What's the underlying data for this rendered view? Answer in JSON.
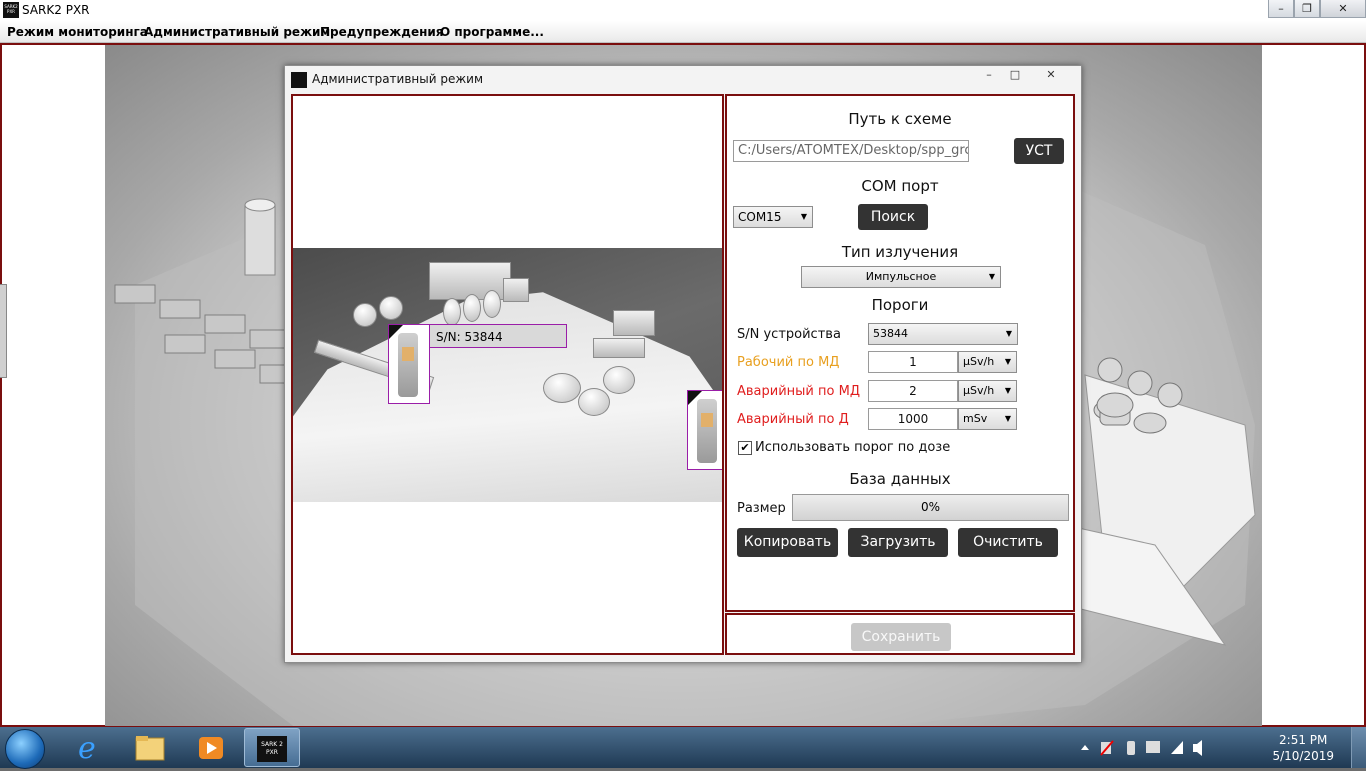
{
  "app": {
    "title": "SARK2 PXR",
    "logo_text": "SARK 2 PXR"
  },
  "window_controls": {
    "minimize": "–",
    "maximize": "❐",
    "close": "✕"
  },
  "menu": [
    "Режим мониторинга",
    "Административный режим",
    "Предупреждения",
    "О программе..."
  ],
  "dialog": {
    "title": "Административный режим",
    "controls": {
      "minimize": "–",
      "maximize": "□",
      "close": "✕"
    }
  },
  "scheme": {
    "sn_label": "S/N: 53844"
  },
  "settings": {
    "path_header": "Путь к схеме",
    "path_value": "C:/Users/ATOMTEX/Desktop/spp_grc",
    "set_button": "УСТ",
    "com_header": "COM порт",
    "com_value": "COM15",
    "search_button": "Поиск",
    "radiation_header": "Тип излучения",
    "radiation_value": "Импульсное",
    "thresholds_header": "Пороги",
    "sn_label": "S/N устройства",
    "sn_value": "53844",
    "work_md_label": "Рабочий по МД",
    "work_md_value": "1",
    "work_md_unit": "μSv/h",
    "alarm_md_label": "Аварийный по МД",
    "alarm_md_value": "2",
    "alarm_md_unit": "μSv/h",
    "alarm_d_label": "Аварийный по Д",
    "alarm_d_value": "1000",
    "alarm_d_unit": "mSv",
    "use_dose_checkbox": "Использовать порог по дозе",
    "use_dose_checked": true,
    "db_header": "База данных",
    "size_label": "Размер",
    "size_progress": "0%",
    "copy_button": "Копировать",
    "load_button": "Загрузить",
    "clear_button": "Очистить",
    "save_button": "Сохранить"
  },
  "colors": {
    "work_md": "#e8a020",
    "alarm": "#e01e1e",
    "border": "#7a0e0e"
  },
  "taskbar": {
    "time": "2:51 PM",
    "date": "5/10/2019",
    "app_label": "SARK 2 PXR",
    "icons": [
      "start-orb-icon",
      "ie-icon",
      "explorer-icon",
      "media-player-icon",
      "sark-app-icon"
    ]
  }
}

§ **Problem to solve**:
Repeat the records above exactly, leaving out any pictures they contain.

§ **Reply**:
What's the underlying data for this rendered view? Answer in JSON.
{
  "app": {
    "title": "SARK2 PXR",
    "logo_text": "SARK 2 PXR"
  },
  "window_controls": {
    "minimize": "–",
    "maximize": "❐",
    "close": "✕"
  },
  "menu": [
    "Режим мониторинга",
    "Административный режим",
    "Предупреждения",
    "О программе..."
  ],
  "dialog": {
    "title": "Административный режим",
    "controls": {
      "minimize": "–",
      "maximize": "□",
      "close": "✕"
    }
  },
  "scheme": {
    "sn_label": "S/N: 53844"
  },
  "settings": {
    "path_header": "Путь к схеме",
    "path_value": "C:/Users/ATOMTEX/Desktop/spp_grc",
    "set_button": "УСТ",
    "com_header": "COM порт",
    "com_value": "COM15",
    "search_button": "Поиск",
    "radiation_header": "Тип излучения",
    "radiation_value": "Импульсное",
    "thresholds_header": "Пороги",
    "sn_label": "S/N устройства",
    "sn_value": "53844",
    "work_md_label": "Рабочий по МД",
    "work_md_value": "1",
    "work_md_unit": "μSv/h",
    "alarm_md_label": "Аварийный по МД",
    "alarm_md_value": "2",
    "alarm_md_unit": "μSv/h",
    "alarm_d_label": "Аварийный по Д",
    "alarm_d_value": "1000",
    "alarm_d_unit": "mSv",
    "use_dose_checkbox": "Использовать порог по дозе",
    "use_dose_checked": true,
    "db_header": "База данных",
    "size_label": "Размер",
    "size_progress": "0%",
    "copy_button": "Копировать",
    "load_button": "Загрузить",
    "clear_button": "Очистить",
    "save_button": "Сохранить"
  },
  "colors": {
    "work_md": "#e8a020",
    "alarm": "#e01e1e",
    "border": "#7a0e0e"
  },
  "taskbar": {
    "time": "2:51 PM",
    "date": "5/10/2019",
    "app_label": "SARK 2 PXR",
    "icons": [
      "start-orb-icon",
      "ie-icon",
      "explorer-icon",
      "media-player-icon",
      "sark-app-icon"
    ]
  }
}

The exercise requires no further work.